Work instructions: Each record listed below is to be output exactly as written.

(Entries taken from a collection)
- Opening Delimiter -

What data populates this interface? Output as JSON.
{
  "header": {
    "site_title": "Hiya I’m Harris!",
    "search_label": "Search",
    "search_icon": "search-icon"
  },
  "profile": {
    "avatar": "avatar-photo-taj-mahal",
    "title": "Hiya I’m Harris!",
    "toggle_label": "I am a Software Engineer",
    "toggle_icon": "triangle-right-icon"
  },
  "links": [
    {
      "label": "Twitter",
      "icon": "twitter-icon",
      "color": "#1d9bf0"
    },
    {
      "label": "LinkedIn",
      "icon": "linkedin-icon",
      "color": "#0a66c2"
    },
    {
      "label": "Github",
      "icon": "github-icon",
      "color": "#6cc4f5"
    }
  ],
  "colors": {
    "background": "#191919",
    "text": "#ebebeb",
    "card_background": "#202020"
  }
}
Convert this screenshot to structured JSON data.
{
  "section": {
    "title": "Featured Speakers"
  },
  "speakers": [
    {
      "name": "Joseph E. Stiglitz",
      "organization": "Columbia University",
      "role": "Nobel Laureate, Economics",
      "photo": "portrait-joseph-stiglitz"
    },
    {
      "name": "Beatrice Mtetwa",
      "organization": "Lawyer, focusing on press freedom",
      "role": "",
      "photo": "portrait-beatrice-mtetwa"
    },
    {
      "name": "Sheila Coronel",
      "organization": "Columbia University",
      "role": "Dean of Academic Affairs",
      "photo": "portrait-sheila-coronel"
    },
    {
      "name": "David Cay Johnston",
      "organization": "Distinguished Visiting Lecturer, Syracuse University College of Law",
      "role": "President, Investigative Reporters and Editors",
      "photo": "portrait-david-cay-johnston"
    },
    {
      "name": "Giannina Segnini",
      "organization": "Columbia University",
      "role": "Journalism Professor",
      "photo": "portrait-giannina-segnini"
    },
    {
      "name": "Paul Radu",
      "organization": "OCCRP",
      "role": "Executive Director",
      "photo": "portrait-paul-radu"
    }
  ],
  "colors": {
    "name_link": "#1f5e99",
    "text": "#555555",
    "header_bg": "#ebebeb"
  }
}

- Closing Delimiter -

Exercise output:
What data populates this interface? Output as JSON.
{
  "header": {
    "site_title": "Hiya I’m Harris!",
    "search_label": "Search",
    "search_icon": "search-icon"
  },
  "profile": {
    "avatar": "avatar-photo-taj-mahal",
    "title": "Hiya I’m Harris!",
    "toggle_label": "I am a Software Engineer",
    "toggle_icon": "triangle-right-icon"
  },
  "links": [
    {
      "label": "Twitter",
      "icon": "twitter-icon",
      "color": "#1d9bf0"
    },
    {
      "label": "LinkedIn",
      "icon": "linkedin-icon",
      "color": "#0a66c2"
    },
    {
      "label": "Github",
      "icon": "github-icon",
      "color": "#6cc4f5"
    }
  ],
  "colors": {
    "background": "#191919",
    "text": "#ebebeb",
    "card_background": "#202020"
  }
}
Convert this screenshot to structured JSON data.
{
  "section": {
    "title": "Featured Speakers"
  },
  "speakers": [
    {
      "name": "Joseph E. Stiglitz",
      "organization": "Columbia University",
      "role": "Nobel Laureate, Economics",
      "photo": "portrait-joseph-stiglitz"
    },
    {
      "name": "Beatrice Mtetwa",
      "organization": "Lawyer, focusing on press freedom",
      "role": "",
      "photo": "portrait-beatrice-mtetwa"
    },
    {
      "name": "Sheila Coronel",
      "organization": "Columbia University",
      "role": "Dean of Academic Affairs",
      "photo": "portrait-sheila-coronel"
    },
    {
      "name": "David Cay Johnston",
      "organization": "Distinguished Visiting Lecturer, Syracuse University College of Law",
      "role": "President, Investigative Reporters and Editors",
      "photo": "portrait-david-cay-johnston"
    },
    {
      "name": "Giannina Segnini",
      "organization": "Columbia University",
      "role": "Journalism Professor",
      "photo": "portrait-giannina-segnini"
    },
    {
      "name": "Paul Radu",
      "organization": "OCCRP",
      "role": "Executive Director",
      "photo": "portrait-paul-radu"
    }
  ],
  "colors": {
    "name_link": "#1f5e99",
    "text": "#555555",
    "header_bg": "#ebebeb"
  }
}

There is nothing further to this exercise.